What this task involves —
The lines below that include "JSON" are to be found and copied.

_ _ _ _ _

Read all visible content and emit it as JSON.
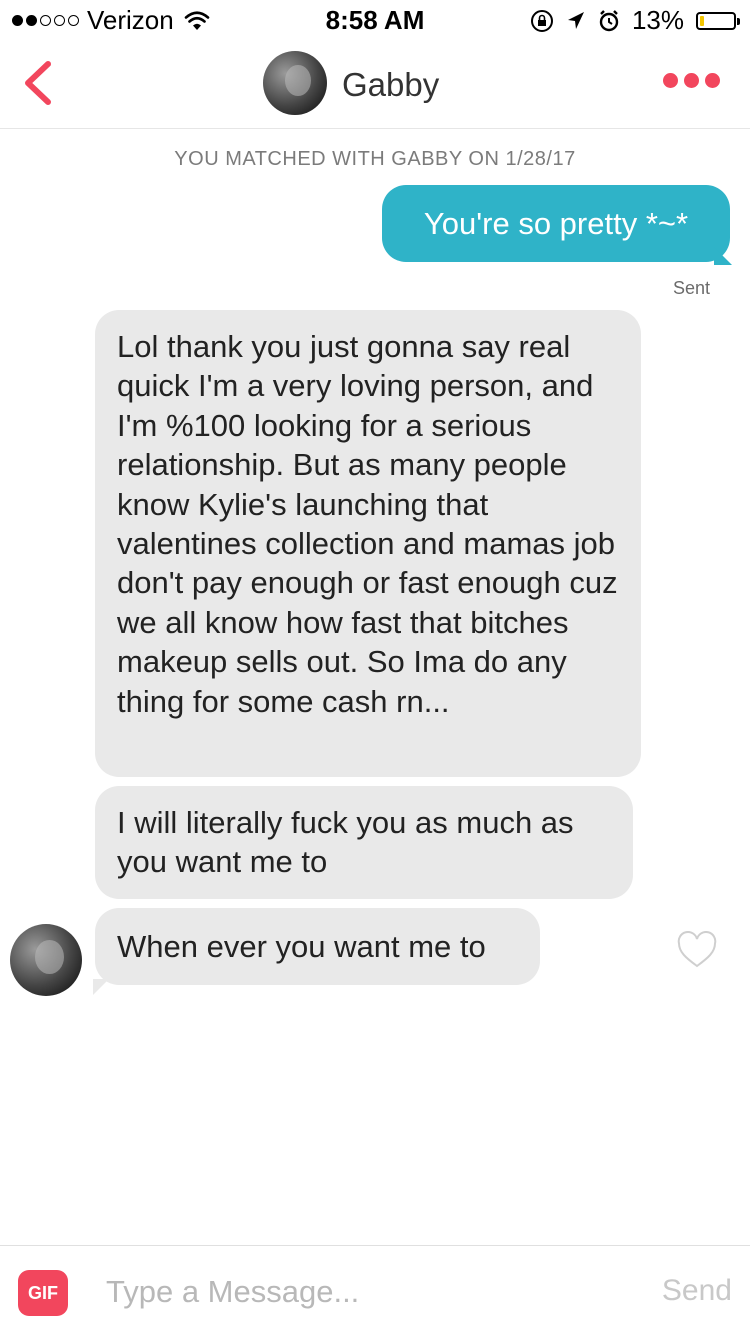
{
  "status_bar": {
    "carrier": "Verizon",
    "time": "8:58 AM",
    "battery_percent": "13%",
    "battery_level": 0.13,
    "signal_bars_filled": 2,
    "signal_bars_total": 5
  },
  "header": {
    "contact_name": "Gabby"
  },
  "conversation": {
    "matched_notice": "YOU MATCHED WITH GABBY ON 1/28/17",
    "messages": [
      {
        "from": "me",
        "text": "You're so pretty *~*",
        "status": "Sent"
      },
      {
        "from": "them",
        "text": "Lol thank you just gonna say real quick I'm a very loving person, and I'm %100 looking for a serious relationship. But as many people know Kylie's launching that valentines collection and mamas job don't pay enough or fast enough cuz we all know how fast that bitches makeup sells out. So Ima do any thing for some cash rn..."
      },
      {
        "from": "them",
        "text": "I will literally fuck you as much as you want me to"
      },
      {
        "from": "them",
        "text": "When ever you want me to"
      }
    ]
  },
  "composer": {
    "gif_label": "GIF",
    "placeholder": "Type a Message...",
    "send_label": "Send"
  },
  "colors": {
    "brand": "#f2465d",
    "sent_bubble": "#2fb3c8",
    "received_bubble": "#e9e9e9",
    "battery_low": "#f2c500"
  },
  "icons": [
    "wifi-icon",
    "orientation-lock-icon",
    "location-arrow-icon",
    "alarm-icon",
    "battery-icon",
    "back-chevron-icon",
    "more-dots-icon",
    "heart-outline-icon"
  ]
}
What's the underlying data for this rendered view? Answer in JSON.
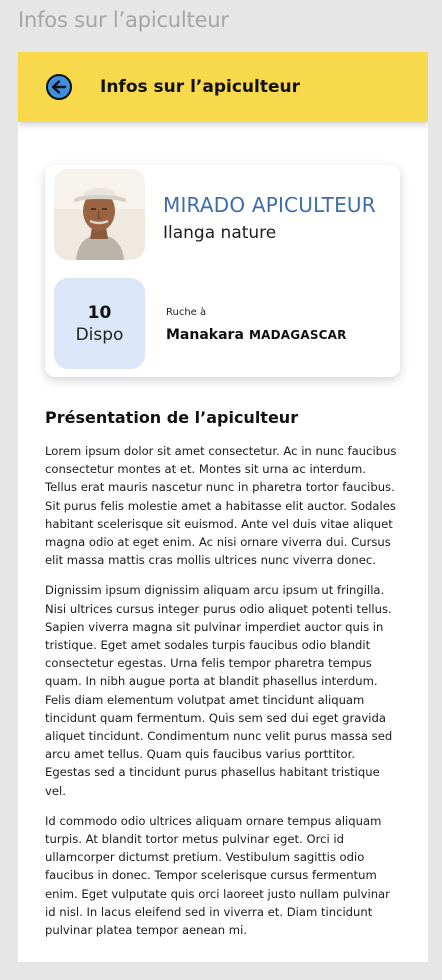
{
  "screen_title": "Infos sur l’apiculteur",
  "app_bar": {
    "back_icon": "arrow-left-circle-icon",
    "title": "Infos sur l’apiculteur",
    "accent_color": "#f8d94b"
  },
  "beekeeper": {
    "name": "MIRADO APICULTEUR",
    "company": "Ilanga nature",
    "availability_count": "10",
    "availability_label": "Dispo",
    "hive_label": "Ruche à",
    "hive_city": "Manakara",
    "hive_country": "MADAGASCAR",
    "name_color": "#3e6ea8"
  },
  "presentation": {
    "title": "Présentation de l’apiculteur",
    "paragraphs": [
      "Lorem ipsum dolor sit amet consectetur. Ac in nunc faucibus consectetur montes at et. Montes sit urna ac interdum. Tellus erat mauris nascetur nunc in pharetra tortor faucibus. Sit purus felis molestie amet a habitasse elit auctor. Sodales habitant scelerisque sit euismod. Ante vel duis vitae aliquet magna odio at eget enim. Ac nisi ornare viverra dui. Cursus elit massa mattis cras mollis ultrices nunc viverra donec.",
      "Dignissim ipsum dignissim aliquam arcu ipsum ut fringilla. Nisi ultrices cursus integer purus odio aliquet potenti tellus. Sapien viverra magna sit pulvinar imperdiet auctor quis in tristique. Eget amet sodales turpis faucibus odio blandit consectetur egestas. Urna felis tempor pharetra tempus quam. In nibh augue porta at blandit phasellus interdum. Felis diam elementum volutpat amet tincidunt aliquam tincidunt quam fermentum. Quis sem sed dui eget gravida aliquet tincidunt. Condimentum nunc velit purus massa sed arcu amet tellus. Quam quis faucibus varius porttitor. Egestas sed a tincidunt purus phasellus habitant tristique vel.",
      "Id commodo odio ultrices aliquam ornare tempus aliquam turpis. At blandit tortor metus pulvinar eget. Orci id ullamcorper dictumst pretium. Vestibulum sagittis odio faucibus in donec. Tempor scelerisque cursus fermentum enim. Eget vulputate quis orci laoreet justo nullam pulvinar id nisl. In lacus eleifend sed in viverra et. Diam tincidunt pulvinar platea tempor aenean mi."
    ]
  }
}
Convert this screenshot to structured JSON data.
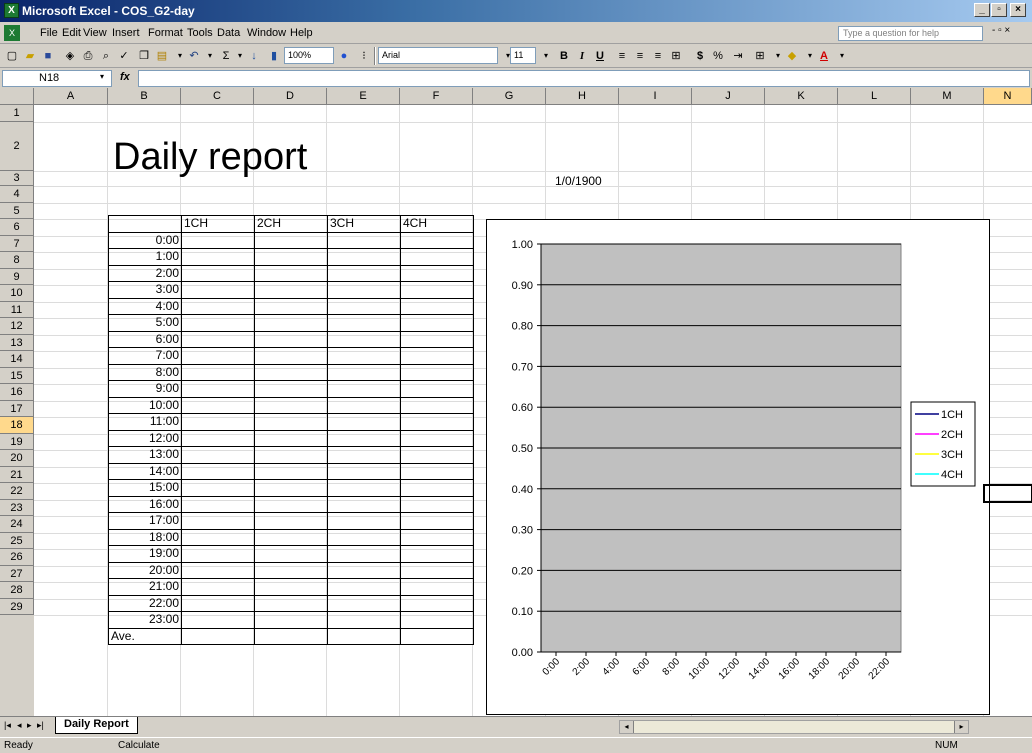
{
  "window": {
    "title": "Microsoft Excel - COS_G2-day",
    "app_icon": "excel-icon"
  },
  "menu": [
    "File",
    "Edit",
    "View",
    "Insert",
    "Format",
    "Tools",
    "Data",
    "Window",
    "Help"
  ],
  "help_placeholder": "Type a question for help",
  "toolbar": {
    "zoom": "100%",
    "font": "Arial",
    "font_size": "11",
    "bold": "B",
    "italic": "I",
    "underline": "U",
    "currency": "$",
    "percent": "%"
  },
  "formula_bar": {
    "name_box": "N18",
    "fx": "fx",
    "value": ""
  },
  "columns": [
    "A",
    "B",
    "C",
    "D",
    "E",
    "F",
    "G",
    "H",
    "I",
    "J",
    "K",
    "L",
    "M",
    "N"
  ],
  "rows": [
    "1",
    "2",
    "3",
    "4",
    "5",
    "6",
    "7",
    "8",
    "9",
    "10",
    "11",
    "12",
    "13",
    "14",
    "15",
    "16",
    "17",
    "18",
    "19",
    "20",
    "21",
    "22",
    "23",
    "24",
    "25",
    "26",
    "27",
    "28",
    "29"
  ],
  "sheet": {
    "title": "Daily report",
    "date": "1/0/1900",
    "headers": [
      "1CH",
      "2CH",
      "3CH",
      "4CH"
    ],
    "times": [
      "0:00",
      "1:00",
      "2:00",
      "3:00",
      "4:00",
      "5:00",
      "6:00",
      "7:00",
      "8:00",
      "9:00",
      "10:00",
      "11:00",
      "12:00",
      "13:00",
      "14:00",
      "15:00",
      "16:00",
      "17:00",
      "18:00",
      "19:00",
      "20:00",
      "21:00",
      "22:00",
      "23:00"
    ],
    "average_label": "Ave."
  },
  "chart_data": {
    "type": "line",
    "x": [
      "0:00",
      "2:00",
      "4:00",
      "6:00",
      "8:00",
      "10:00",
      "12:00",
      "14:00",
      "16:00",
      "18:00",
      "20:00",
      "22:00"
    ],
    "series": [
      {
        "name": "1CH",
        "color": "#000080",
        "values": []
      },
      {
        "name": "2CH",
        "color": "#ff00ff",
        "values": []
      },
      {
        "name": "3CH",
        "color": "#ffff00",
        "values": []
      },
      {
        "name": "4CH",
        "color": "#00ffff",
        "values": []
      }
    ],
    "yticks": [
      "1.00",
      "0.90",
      "0.80",
      "0.70",
      "0.60",
      "0.50",
      "0.40",
      "0.30",
      "0.20",
      "0.10",
      "0.00"
    ],
    "ylim": [
      0,
      1
    ],
    "grid": true,
    "legend": "right",
    "plot_color": "#c0c0c0"
  },
  "tabs": {
    "active": "Daily Report"
  },
  "status": {
    "left": "Ready",
    "middle": "Calculate",
    "right": "NUM"
  }
}
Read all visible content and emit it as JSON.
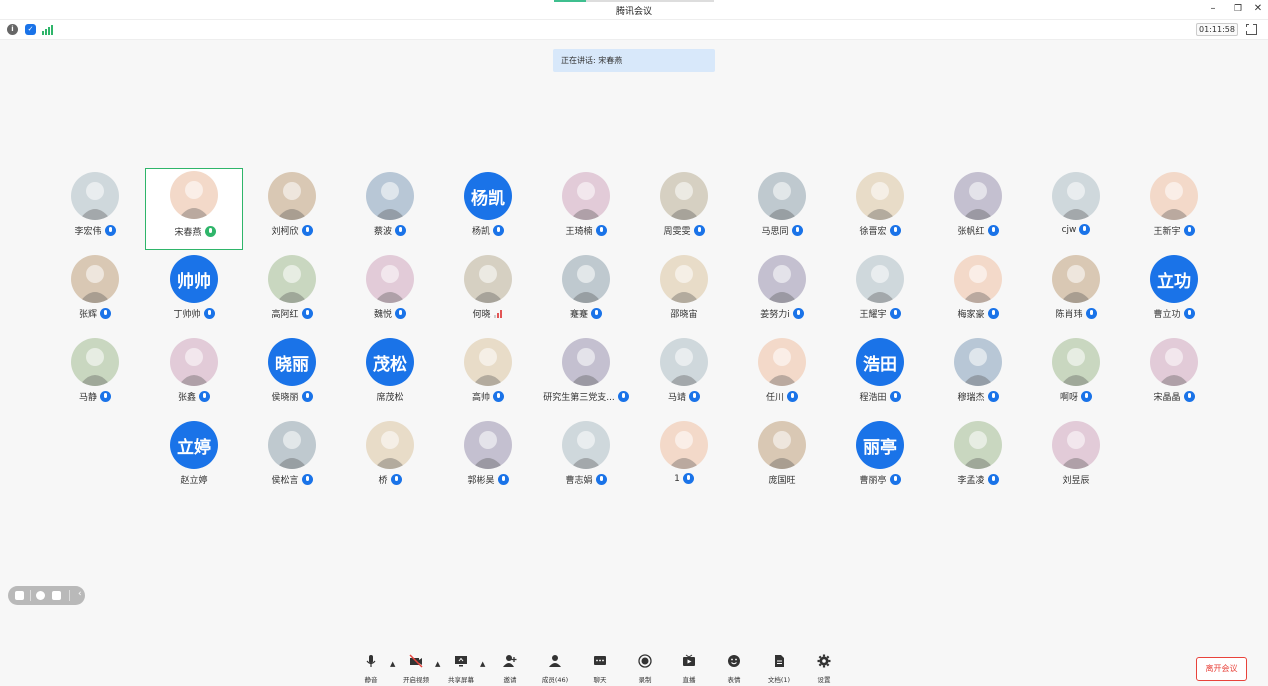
{
  "window": {
    "title": "腾讯会议",
    "timer": "01:11:58"
  },
  "speaking_banner": "正在讲话: 宋春燕",
  "participants": [
    {
      "name": "李宏伟",
      "avatar": "paper-crane"
    },
    {
      "name": "宋春燕",
      "avatar": "cartoon-girl",
      "active": true
    },
    {
      "name": "刘柯欣",
      "avatar": "cartoon-red-dress"
    },
    {
      "name": "蔡波",
      "avatar": "masked-person"
    },
    {
      "name": "杨凯",
      "avatar_text": "杨凯"
    },
    {
      "name": "王琦楠",
      "avatar": "photo"
    },
    {
      "name": "周雯雯",
      "avatar": "photo"
    },
    {
      "name": "马思同",
      "avatar": "photo"
    },
    {
      "name": "徐晋宏",
      "avatar": "photo"
    },
    {
      "name": "张帆红",
      "avatar": "cartoon"
    },
    {
      "name": "cjw",
      "avatar": "photo"
    },
    {
      "name": "王新宇",
      "avatar": "dog"
    },
    {
      "name": "张辉",
      "avatar": "cartoon-boy"
    },
    {
      "name": "丁帅帅",
      "avatar_text": "帅帅"
    },
    {
      "name": "高阿红",
      "avatar": "photo"
    },
    {
      "name": "魏悦",
      "avatar": "photo"
    },
    {
      "name": "何晓",
      "avatar": "cartoon-cat"
    },
    {
      "name": "蹇蹇",
      "avatar": "photo"
    },
    {
      "name": "邵晓宙",
      "avatar": "frog"
    },
    {
      "name": "姜努力i",
      "avatar": "cartoon"
    },
    {
      "name": "王耀宇",
      "avatar": "photo"
    },
    {
      "name": "梅家豪",
      "avatar": "cat"
    },
    {
      "name": "陈肖玮",
      "avatar": "cartoon-girl"
    },
    {
      "name": "曹立功",
      "avatar_text": "立功"
    },
    {
      "name": "马静",
      "avatar": "cartoon-duck"
    },
    {
      "name": "张鑫",
      "avatar": "photo"
    },
    {
      "name": "侯晓丽",
      "avatar_text": "晓丽"
    },
    {
      "name": "席茂松",
      "avatar_text": "茂松"
    },
    {
      "name": "高帅",
      "avatar": "cartoon-bear"
    },
    {
      "name": "研究生第三党支...",
      "avatar": "photo"
    },
    {
      "name": "马靖",
      "avatar": "photo"
    },
    {
      "name": "任川",
      "avatar": "default-person"
    },
    {
      "name": "程浩田",
      "avatar_text": "浩田"
    },
    {
      "name": "穆瑞杰",
      "avatar": "cartoon"
    },
    {
      "name": "啊呀",
      "avatar": "cartoon"
    },
    {
      "name": "宋晶晶",
      "avatar": "photo"
    },
    {
      "name": "赵立婷",
      "avatar_text": "立婷"
    },
    {
      "name": "侯松言",
      "avatar": "corgi"
    },
    {
      "name": "桥",
      "avatar": "cartoon-glasses"
    },
    {
      "name": "郭彬昊",
      "avatar": "shiba"
    },
    {
      "name": "曹志娟",
      "avatar": "photo"
    },
    {
      "name": "1",
      "avatar": "photo"
    },
    {
      "name": "庞国旺",
      "avatar": "photo"
    },
    {
      "name": "曹丽亭",
      "avatar_text": "丽亭"
    },
    {
      "name": "李孟凌",
      "avatar": "cartoon"
    },
    {
      "name": "刘昱辰",
      "avatar": "photo"
    }
  ],
  "toolbar": {
    "mute": "静音",
    "video": "开启视频",
    "share": "共享屏幕",
    "invite": "邀请",
    "members": "成员(46)",
    "chat": "聊天",
    "record": "录制",
    "live": "直播",
    "reaction": "表情",
    "docs": "文档(1)",
    "settings": "设置"
  },
  "leave_button": "离开会议",
  "colors": {
    "accent_blue": "#1a73e8",
    "active_green": "#2fb56a",
    "leave_red": "#e8433b"
  }
}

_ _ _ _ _

Solution to this exercise —
Read all visible content and emit it as JSON.
What's the underlying data for this rendered view? Answer in JSON.
Convert this screenshot to structured JSON data.
Read all visible content and emit it as JSON.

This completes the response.